The "chemical warfare” waged in the country by drug dealers should stop, Minister in the Presidency Trevor Manuel said on Tuesday (10/07/2012).
"Can we mobilise South Africans across the country... can we make a call on people to identify the drug dealers?” he said in Johannesburg.
Manuel, who heads the national planning commission, said drugs were causing the destruction of families and communities.
"What stands between many South Africans and a better life is the chemical warfare against our youngsters.”
Manuel was speaking at an event to mark the fifth anniversary of the Crime Line SMS 32111 anonymous tip-off service, endorsed by the police and promoted by Primedia Broadcasting.
He said problems with drugs were not limited to their consumption and sale.
"It’s about the destruction of families... theft in the street, theft in the neighbourhood. Nothing and nobody is allowed to have any possessions and everybody is caught in that downward spiral.” Drugs caused warfare against youths and gangsterism.
"We will fail unless we get to the root of it,” he continued.
People spoke of crime affecting potential foreign direct investment, but the effects were closer to home.
"The first targets of the petty gangsters in townships are those who have pulled themselves up by the bootstraps and have invested in a small medium or micro enterprise,” he said.
To mark former president Nelson Mandela’s birthday on July 18, people should disclose the names of drug dealers. The police could not be left to "fight the war” alone, he said.
Western Cape provincial police commissioner Lt-Gen Arnold Lamoer said the recent confiscation by police of vast amounts of Mandrax tablets and the drug "tik” showed the extent of the problem in the country.
"The country must be rescued from drug dealers, criminals and gangsters.” National police commissioner Riah Phiyega lamented the slaying of five police officers since she took office less than a month ago.
"One slain police officer is one too many,” she said.
She spent time over the past weekend with the family of Warrant Officer Mawethu Nelson Siganga in the Eastern Cape who was shot while he and three colleagues were trying to arrest six people - two of them escapees from jail.
"The experience was painful. It gave me a different picture of the seriousness the police are facing with police killings.”
Phiyega said she was convinced South Africans wanted to be part of the fight against crime and saw that people were willing to help the police.
Initiatives such as Crime Line, and the police’s own Crime Stop 08600-10111 number, were ways people could help.
Phiyega was appointed on June 12, after her predecessor Bheki Cele was "released” during a controversy over a lease for new police office space.
Public Protector Thuli Madonsela, who found the lease to have been unlawful and improper, was at the function, but did not address guests.
Phiyega said the police had also recognised the value of social media and had set up a Twitter profile which had attracted 2000 followers in two months.

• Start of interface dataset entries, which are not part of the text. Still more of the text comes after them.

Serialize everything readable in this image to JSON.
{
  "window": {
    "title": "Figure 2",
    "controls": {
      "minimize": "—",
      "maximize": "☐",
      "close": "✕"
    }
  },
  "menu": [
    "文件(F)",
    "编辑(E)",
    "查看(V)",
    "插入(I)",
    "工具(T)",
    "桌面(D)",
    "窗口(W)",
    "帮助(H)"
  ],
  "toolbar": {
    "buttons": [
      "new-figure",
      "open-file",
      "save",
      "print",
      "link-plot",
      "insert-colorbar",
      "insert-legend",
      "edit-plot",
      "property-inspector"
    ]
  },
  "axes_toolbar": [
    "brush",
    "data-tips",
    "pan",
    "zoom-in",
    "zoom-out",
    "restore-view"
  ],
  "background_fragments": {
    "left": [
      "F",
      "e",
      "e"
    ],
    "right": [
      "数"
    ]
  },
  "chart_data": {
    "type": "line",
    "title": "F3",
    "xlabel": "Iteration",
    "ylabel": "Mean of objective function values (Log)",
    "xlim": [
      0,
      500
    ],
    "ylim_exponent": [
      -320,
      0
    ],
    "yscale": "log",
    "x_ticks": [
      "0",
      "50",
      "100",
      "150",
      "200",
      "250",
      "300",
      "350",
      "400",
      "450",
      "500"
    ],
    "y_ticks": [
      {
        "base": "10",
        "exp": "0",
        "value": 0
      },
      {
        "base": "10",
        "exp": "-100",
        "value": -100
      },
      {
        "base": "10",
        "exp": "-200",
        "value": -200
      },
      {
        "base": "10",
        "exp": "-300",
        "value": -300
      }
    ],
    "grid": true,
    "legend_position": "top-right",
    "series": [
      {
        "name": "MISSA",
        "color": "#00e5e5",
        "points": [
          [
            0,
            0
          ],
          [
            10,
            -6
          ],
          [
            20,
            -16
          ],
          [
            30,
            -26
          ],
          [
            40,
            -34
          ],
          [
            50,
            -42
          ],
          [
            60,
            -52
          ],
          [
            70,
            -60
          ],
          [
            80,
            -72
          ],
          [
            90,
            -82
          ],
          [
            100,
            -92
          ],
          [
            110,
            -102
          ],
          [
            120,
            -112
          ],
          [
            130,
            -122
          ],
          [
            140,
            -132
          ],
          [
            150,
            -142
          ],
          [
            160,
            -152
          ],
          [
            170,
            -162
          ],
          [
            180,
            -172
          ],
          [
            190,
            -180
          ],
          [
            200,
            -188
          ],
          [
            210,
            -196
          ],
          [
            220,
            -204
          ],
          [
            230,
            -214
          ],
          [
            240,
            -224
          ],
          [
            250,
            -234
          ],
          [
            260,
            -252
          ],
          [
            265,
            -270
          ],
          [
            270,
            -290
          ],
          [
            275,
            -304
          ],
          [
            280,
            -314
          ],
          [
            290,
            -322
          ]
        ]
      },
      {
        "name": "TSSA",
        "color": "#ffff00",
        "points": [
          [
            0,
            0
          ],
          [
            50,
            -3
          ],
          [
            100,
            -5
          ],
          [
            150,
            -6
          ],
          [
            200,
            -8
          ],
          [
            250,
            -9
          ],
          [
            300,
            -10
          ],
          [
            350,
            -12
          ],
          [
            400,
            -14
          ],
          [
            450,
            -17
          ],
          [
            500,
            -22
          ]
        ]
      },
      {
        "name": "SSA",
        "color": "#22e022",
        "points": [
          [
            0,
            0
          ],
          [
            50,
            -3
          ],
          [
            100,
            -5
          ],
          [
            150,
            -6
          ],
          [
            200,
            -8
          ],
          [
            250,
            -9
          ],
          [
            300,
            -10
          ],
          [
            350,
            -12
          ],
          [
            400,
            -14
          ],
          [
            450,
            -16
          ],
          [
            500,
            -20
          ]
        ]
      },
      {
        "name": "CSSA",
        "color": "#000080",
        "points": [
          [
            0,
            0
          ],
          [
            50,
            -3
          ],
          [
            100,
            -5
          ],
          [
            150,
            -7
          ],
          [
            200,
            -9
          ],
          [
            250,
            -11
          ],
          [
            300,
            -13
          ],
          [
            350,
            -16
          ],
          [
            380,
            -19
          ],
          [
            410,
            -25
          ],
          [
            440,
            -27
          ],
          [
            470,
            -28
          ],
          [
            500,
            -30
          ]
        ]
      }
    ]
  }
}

Crime Line head Yusuf Abramjee, also group head for news and current affairs at Primedia Broadcasting, said Crime Line worked closely with Crime Stop to ensure police acted on information. It had led to over 3000 arrests so far. Eighty percent of their tip-offs were drug-related.
He appealed to Phiyega to reintroduce specialised units to clamp down on drugs.
The function included a display by sniffer dogs Timmy and Lolita who demonstrated their skills by detecting a package of drugs, and a teddy bear containing rhino horn, planted in the vicinity of Manuel, Madonsela and Phiyega. - Sapa